“But, make no mistake, the need for Sony Pictures to make that decision ultimately arose from the administration’s continuing failure to satisfactorily address the use of cyber weapons by our nation’s enemies.”

Republican lawmakers pushed for a stronger response from the administration, arguing the Sony incident is just the opening skirmish in a new cyber war between the U.S. and North Korea.

“I think it's important that the administration responds under the military doctrine of proportional response,” said House Homeland Security Committee Chairman Michael McCaul (R-Texas) during an interview on CNN’s “The Lead with Jake Tapper.”

But in the new, undefined world of cyber warfare, the proper U.S. response is becoming a matter of fierce debate.

House Committee on Foreign Affairs Chairman Ed Royce (R-Calif.) suggested the Obama administration should cut off North Korea’s access to currency.

“It’s time we respond with those kind of sanctions, which is say to the [international] community, ‘Look, you either bank with the United States or you bank with the North Koreans,’” he said on CNN.

Cut off from access to hard currency, Royce said, North Korea wouldn’t be able to bankroll their cybersecurity operations.

“Give them a choice between compromise and economic collapse,” Royce said.

While many in the entertainment industry lamented Sony’s decision, with actor Rob Lowe and writer-producer Judd Apatow among the harshest critics, many said they understood the studio’s desire to play it safe, especially given that major theater chains were already refusing to show the film.

“The decision by Sony, however disappointing, is justified,” said Noah Cowan, executive director of the San Francisco Film Society, one of the few organizations to screen “The Interview” before the rash of cancellations.

“What Sony does now is really what matters,” he said.

The future of the film remains an open question, with speculation swirling that Sony will bury the film in the vaults, file an insurance claim, release it online or even bring it back to theaters in a show of defiance. 

Free speech advocates say Sony’s decision could have lasting ramifications.

“I think this is going to have a chilling effect both in the fictional area — whether it’s movies, books or TV shows — and also in terms of newsgathering and news reporting,” said Jonathan Handel, an entertainment law professor at the University of Southern California Gould School of Law.

Already, Hollywood has cooled on North Korean projects.

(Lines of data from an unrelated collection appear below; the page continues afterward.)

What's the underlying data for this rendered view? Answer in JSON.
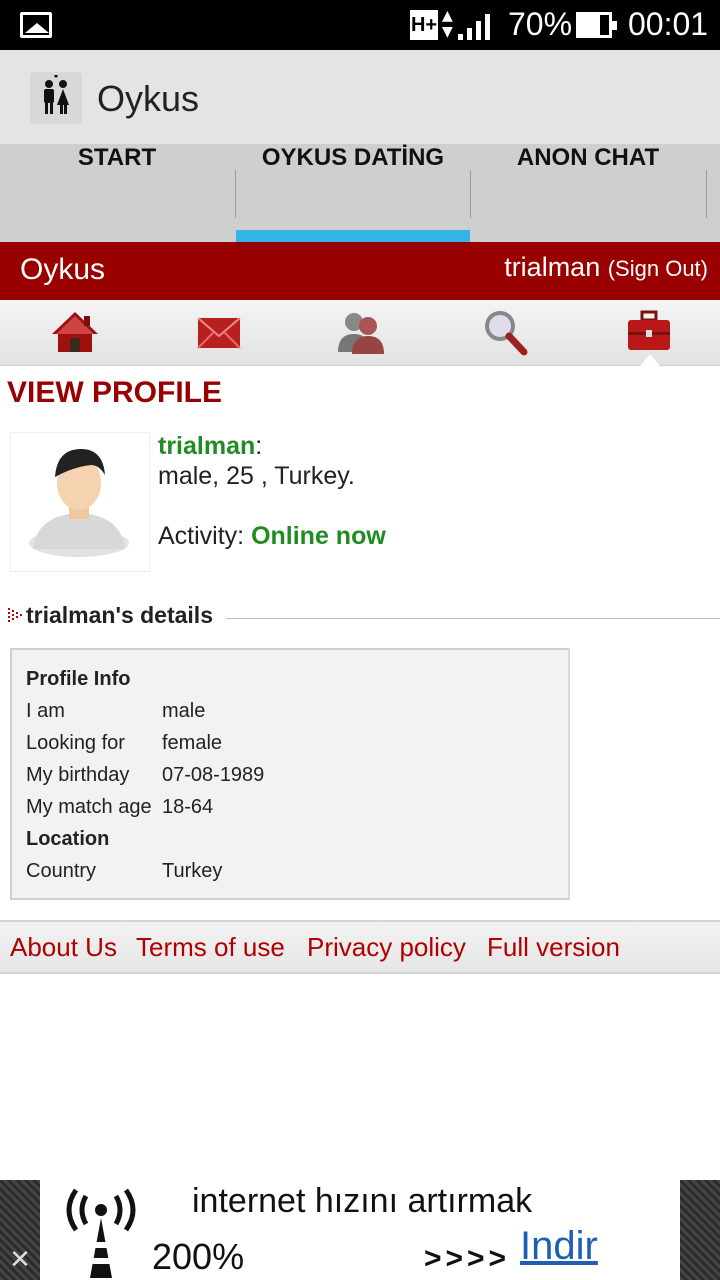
{
  "status_bar": {
    "network": "H+",
    "battery_percent": "70%",
    "battery_level": 0.7,
    "time": "00:01",
    "icons": [
      "gallery-icon",
      "network-arrows-icon",
      "signal-icon",
      "battery-icon"
    ]
  },
  "app_bar": {
    "title": "Oykus",
    "icon": "couple-icon"
  },
  "tabs": [
    {
      "label": "START",
      "selected": false
    },
    {
      "label": "OYKUS DATİNG",
      "selected": true
    },
    {
      "label": "ANON CHAT",
      "selected": false
    }
  ],
  "site_bar": {
    "title": "Oykus",
    "username": "trialman",
    "sign_out": "(Sign Out)"
  },
  "nav_icons": [
    "home-icon",
    "mail-icon",
    "people-icon",
    "search-icon",
    "briefcase-icon"
  ],
  "page": {
    "heading": "VIEW PROFILE",
    "profile": {
      "name": "trialman",
      "colon": ":",
      "summary": "male, 25 , Turkey.",
      "activity_label": "Activity:",
      "activity_status": "Online now"
    },
    "details_heading": "trialman's details",
    "details": {
      "section1": "Profile Info",
      "rows1": [
        {
          "label": "I am",
          "value": "male"
        },
        {
          "label": "Looking for",
          "value": "female"
        },
        {
          "label": "My birthday",
          "value": "07-08-1989"
        },
        {
          "label": "My match age",
          "value": "18-64"
        }
      ],
      "section2": "Location",
      "rows2": [
        {
          "label": "Country",
          "value": "Turkey"
        }
      ]
    }
  },
  "footer_links": [
    "About Us",
    "Terms of use",
    "Privacy policy",
    "Full version"
  ],
  "ad": {
    "line1": "internet hızını artırmak",
    "percent": "200%",
    "arrows": ">>>>",
    "cta": "Indir",
    "close": "✕"
  },
  "colors": {
    "accent": "#990000",
    "tab_indicator": "#33b5e5",
    "online": "#228b22",
    "link": "#b00000"
  }
}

Film studio New Regency scrapped a Gore Verbinski-directed thriller starring Steve Carell about an American working in North Korea.

“I find it ironic that fear is eliminating the possibility to tell stories that depict our ability to overcome fear,” Verbinski wrote in an email to Deadline.

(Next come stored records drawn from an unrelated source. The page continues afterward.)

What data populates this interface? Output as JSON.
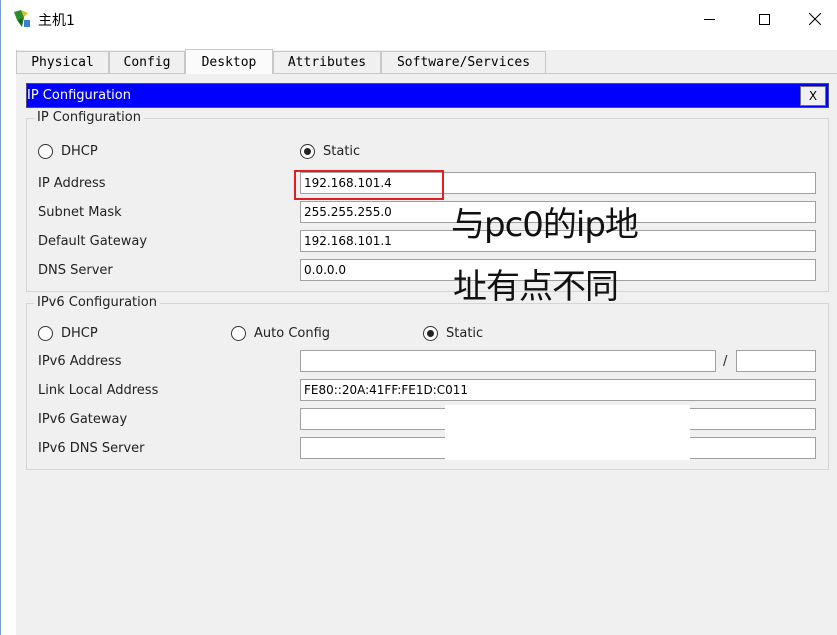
{
  "window": {
    "title": "主机1"
  },
  "tabs": [
    {
      "label": "Physical",
      "active": false
    },
    {
      "label": "Config",
      "active": false
    },
    {
      "label": "Desktop",
      "active": true
    },
    {
      "label": "Attributes",
      "active": false
    },
    {
      "label": "Software/Services",
      "active": false
    }
  ],
  "ip_config_bar": {
    "title": "IP Configuration",
    "close_label": "X"
  },
  "ipv4": {
    "group_title": "IP Configuration",
    "dhcp_label": "DHCP",
    "static_label": "Static",
    "mode": "Static",
    "ip_address_label": "IP Address",
    "ip_address": "192.168.101.4",
    "subnet_mask_label": "Subnet Mask",
    "subnet_mask": "255.255.255.0",
    "gateway_label": "Default Gateway",
    "gateway": "192.168.101.1",
    "dns_label": "DNS Server",
    "dns": "0.0.0.0"
  },
  "ipv6": {
    "group_title": "IPv6 Configuration",
    "dhcp_label": "DHCP",
    "auto_label": "Auto Config",
    "static_label": "Static",
    "mode": "Static",
    "address_label": "IPv6 Address",
    "address": "",
    "slash": "/",
    "prefix": "",
    "link_local_label": "Link Local Address",
    "link_local": "FE80::20A:41FF:FE1D:C011",
    "gateway_label": "IPv6 Gateway",
    "gateway": "",
    "dns_label": "IPv6 DNS Server",
    "dns": ""
  },
  "annotation": {
    "line1": "与pc0的ip地",
    "line2": "址有点不同",
    "highlight_color": "#e02020"
  }
}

In addition, Paramount Pictures on Thursday blocked theaters from showing “Team America: World Police” — another film that pokes fun at North Korea — after theaters scheduled showing in place of “The Interview.”

Cowan said he believes “The Interview” must be released, lest it embolden political regimes that aim to stifle speech and dissent.

“Will a corporation take on a documentary that’s critical of [Vladimir] Putin’s Russia?” Cowan said.

Foreign hackers have long made media companies a target. The Syrian Electronic Army, for example, infiltrated The New York Times in 2013, taking down the media giant’s site.

But no media organization has faced the kind of public, violent threats that are being directed at Sony.

“Freedom of speech is a very important thing, not just in this country, but all over the world,” Royce said. “If we’re going to move the needle in places like North Korea and see humanity continue to experience the possibility of more freedom, it is through news and information.”

“Beginning to self-censor ourselves is setting us exactly in the wrong direction here,” he added.

During the press conference Thursday, Earnest declined to weigh in on whether Sony dealt a blow to free expression by axing its film.

He did, however, affirm the U.S. “stands squarely on the side of artists and companies that want to express themselves.

“We believe that that kind of artistic expression is worthy of expression and is not something that should be subjected to intimidation just because you happen to disagree with the views.”

Justin Sink contributed.